Roman is running the LA marathon.
It’s no touch. No high fives. No kissing.
It’s the time of the virus. What might
have been if the world responded
to gay death in the ‘80s with this level
of alarm? On the dance floor at Akbar
you are so beautiful. I watch other guys
look at you and hope you’re going home
with me. And then you do and we sit
on my porch smoking pot and talking
about portals. You point out Venus
and I go back when we met, two years ago,
watching the stars drunk and high
on a stranger’s lawn. Agnes Denes says
Anything important has to be almost
invisible. And underrated. And strong
enough to hold the earth. And I wonder
if you know, I’m thinking of you now.
You, in my bed, my hand on your inner
thigh, taking you in slow so later—now—
I can feel you when you’re gone.
The runners and those watching are not
wrapped in protective suits. They are still
living their lives in the last open moments.
Every shape, every kind of movement.
I love them at this moment. I miss them
like I miss you. Mountain missing fire.
Click here to read Jeffrey Perkins on the origin of the poem.
Image: “Fire above” by indigoMood, licensed under CC 2.0

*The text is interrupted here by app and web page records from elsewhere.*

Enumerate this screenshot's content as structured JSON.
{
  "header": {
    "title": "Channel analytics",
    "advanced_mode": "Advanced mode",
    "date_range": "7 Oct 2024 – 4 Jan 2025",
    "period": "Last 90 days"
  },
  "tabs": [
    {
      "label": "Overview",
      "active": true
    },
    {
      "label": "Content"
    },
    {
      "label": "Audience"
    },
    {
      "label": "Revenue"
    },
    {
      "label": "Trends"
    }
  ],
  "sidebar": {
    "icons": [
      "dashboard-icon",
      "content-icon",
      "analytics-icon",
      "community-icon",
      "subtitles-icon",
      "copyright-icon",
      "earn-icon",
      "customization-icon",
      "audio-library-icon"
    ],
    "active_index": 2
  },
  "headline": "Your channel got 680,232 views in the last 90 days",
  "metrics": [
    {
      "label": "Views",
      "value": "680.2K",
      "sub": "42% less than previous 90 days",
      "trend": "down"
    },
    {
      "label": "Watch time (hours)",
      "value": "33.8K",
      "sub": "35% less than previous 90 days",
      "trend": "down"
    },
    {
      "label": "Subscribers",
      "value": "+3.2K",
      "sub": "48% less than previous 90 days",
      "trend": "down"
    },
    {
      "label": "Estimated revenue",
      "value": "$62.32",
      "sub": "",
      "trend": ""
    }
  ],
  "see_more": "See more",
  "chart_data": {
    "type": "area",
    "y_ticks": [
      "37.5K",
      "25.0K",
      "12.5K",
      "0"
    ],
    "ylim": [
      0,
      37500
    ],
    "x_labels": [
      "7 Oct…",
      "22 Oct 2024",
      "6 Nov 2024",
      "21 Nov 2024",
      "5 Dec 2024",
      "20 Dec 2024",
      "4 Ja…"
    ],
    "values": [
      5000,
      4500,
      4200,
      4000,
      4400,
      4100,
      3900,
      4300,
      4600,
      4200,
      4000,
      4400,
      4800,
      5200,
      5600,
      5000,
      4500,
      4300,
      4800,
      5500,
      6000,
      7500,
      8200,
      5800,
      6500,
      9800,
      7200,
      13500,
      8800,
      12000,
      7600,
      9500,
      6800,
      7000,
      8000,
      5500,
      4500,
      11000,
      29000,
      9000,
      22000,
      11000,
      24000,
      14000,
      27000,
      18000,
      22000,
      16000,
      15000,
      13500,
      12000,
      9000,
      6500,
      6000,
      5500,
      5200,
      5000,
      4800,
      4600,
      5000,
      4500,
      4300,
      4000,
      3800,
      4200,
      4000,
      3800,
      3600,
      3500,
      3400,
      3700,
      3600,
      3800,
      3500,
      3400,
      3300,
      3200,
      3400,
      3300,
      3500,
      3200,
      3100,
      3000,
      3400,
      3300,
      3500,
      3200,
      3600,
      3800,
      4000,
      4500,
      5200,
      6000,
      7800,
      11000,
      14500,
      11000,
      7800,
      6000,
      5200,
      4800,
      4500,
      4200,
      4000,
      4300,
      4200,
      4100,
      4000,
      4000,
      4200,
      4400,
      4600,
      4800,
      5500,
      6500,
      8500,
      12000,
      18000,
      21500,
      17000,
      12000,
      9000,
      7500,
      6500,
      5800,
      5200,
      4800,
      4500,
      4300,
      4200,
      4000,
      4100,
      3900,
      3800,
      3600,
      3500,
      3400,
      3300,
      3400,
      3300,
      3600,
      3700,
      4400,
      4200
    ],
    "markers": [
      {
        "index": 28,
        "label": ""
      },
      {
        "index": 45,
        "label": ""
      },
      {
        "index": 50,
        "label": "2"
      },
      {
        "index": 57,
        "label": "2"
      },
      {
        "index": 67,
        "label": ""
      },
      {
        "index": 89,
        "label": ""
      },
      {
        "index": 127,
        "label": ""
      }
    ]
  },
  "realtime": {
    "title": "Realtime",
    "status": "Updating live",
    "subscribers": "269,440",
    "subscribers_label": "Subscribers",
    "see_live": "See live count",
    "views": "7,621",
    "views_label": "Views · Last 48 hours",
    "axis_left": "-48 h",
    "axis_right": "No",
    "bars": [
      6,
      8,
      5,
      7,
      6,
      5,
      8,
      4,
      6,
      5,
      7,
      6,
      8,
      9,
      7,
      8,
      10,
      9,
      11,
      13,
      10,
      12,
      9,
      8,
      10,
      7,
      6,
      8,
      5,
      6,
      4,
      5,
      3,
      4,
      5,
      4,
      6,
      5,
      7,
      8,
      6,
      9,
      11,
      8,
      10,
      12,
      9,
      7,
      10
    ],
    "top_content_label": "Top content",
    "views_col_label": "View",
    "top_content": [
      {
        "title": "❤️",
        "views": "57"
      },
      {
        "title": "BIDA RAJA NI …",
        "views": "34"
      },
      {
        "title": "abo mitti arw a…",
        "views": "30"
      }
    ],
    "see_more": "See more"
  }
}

Jeffrey Perkins: I wrote an early draft of “Volcano” right after the L.A. Marathon and before the stay at home order in California was announced. As I began to spend all of my days inside my small three room house I continued to go back to the poem and work on revisions as my experience of the quarantine shifted. We’ve all been on various personal journeys since the pandemic began but all of us have had to rethink our relationships with each other. Human connections became fragile. The relationships I had before the pandemic felt more important as those connections faded into the past. Now, the Black Lives Matter Movement has energized the streets of Los Angeles albeit with masks and more space between us than we might want. The streets are alive with people standing up against systemic racism and police brutality and toward justice and a People’s Budget. Our connections shift and mature as we discover how much we need each other and what might be possible for us to do together.